I feel like you’re still looking into the challenge to your worldview, and more, refusing to make any decision until you’ve found every possible challenge to it.
No, because there’s no assumption that any of the examples involved have anything in common with me. I might be person number 3, neh?
Technically, yes, but the concept of personal responsibility could be included, or not, in causal chains (fractal webs, really), likely leading to different outcomes.
It’s not so much that we can’t change the outcomes; it’s more that we’re tangled up in the outcomes in such a way that whether we will include certain concepts is not actually a choice we make. It’s likely to feel like one, though!

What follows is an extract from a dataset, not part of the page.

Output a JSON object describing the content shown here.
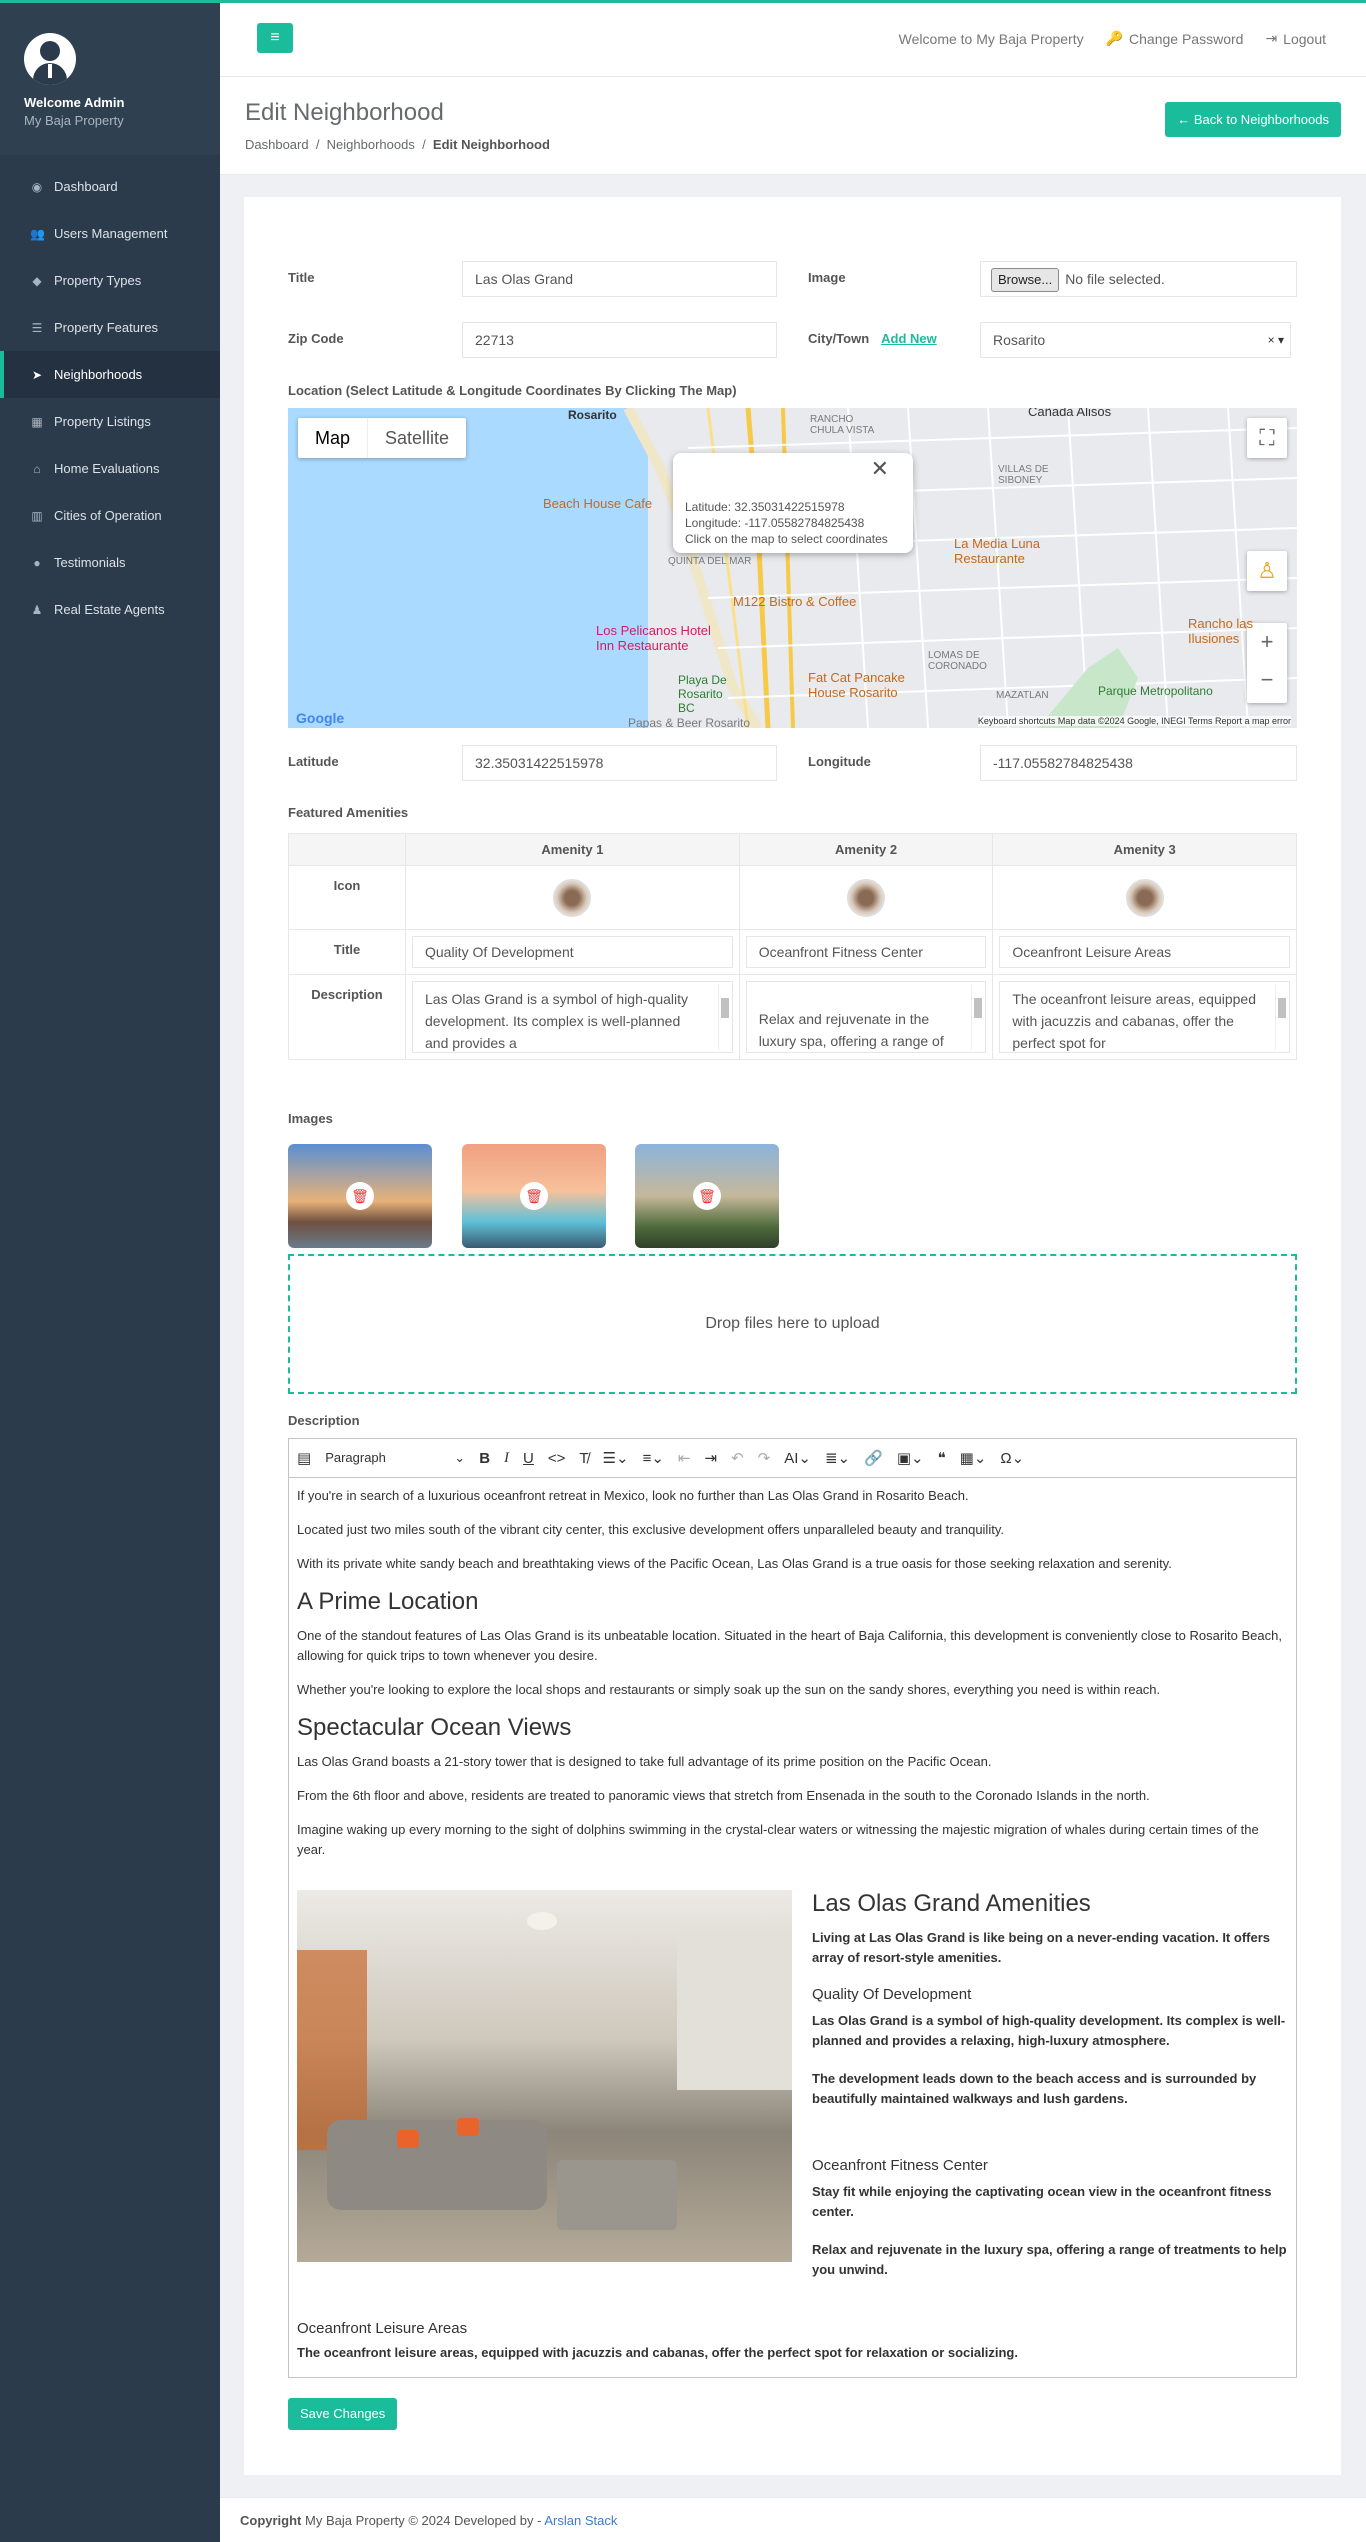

Maybe some other Aria in some distant quantum universe makes a different call, because some particle scatter tips things a little somehow. Wouldn’t it be amazing to see some of the worlds where things worked out a little differently, especially long ago?
In such-and-such a world the Prophet Gheinok’s next-door neighbor opted to grow a crop of cucumbers instead of potatoes. What changes? Oo, that would be so neat to see!
Anyway, I’m not 100% on everything really being worked out from the universe’s start (because quantum weirdness) but yes, it does seem pretty clear to me that what I think and the decisions I make are less “mine” than most people might like to believe: all a bunch of stones and such tumbling down a hill.
And one of the ways we bump and jar against each other is the ideas we trade. That’s a form of influence, and it is included in the outcomes.
That … is … a very interesting notion. I’ll have to think about that.
Hmmmmm. True, but you do tend to be pretty confident in your perspectives you know? “No, Aria,” could have been your personal tagline for, like, months, a few years back.
Maybe not forever, though. We’re all objects, processes, in motion after all.
Well, that’s kinda the thing though, isn’t it? Quantum indeterminism is, you know… indeterminism. Determinism says that just because we don’t know the quantum states perfectly doesn’t mean the values of thos scalar fields weren’t set just as deterministically as everything at the macro scale.
But if you’d like, I can give you more insight into Persons 1-3, just not on the IGS.
Oh, I’m not worried about being able to get tickets to an event like that. It’s somewhat irresponsible for me to go to something like a concert across the cluster out in Syndicate. I’m too obvious a target.
I just think her music is somewhat catchy, lyrics occasionally aside.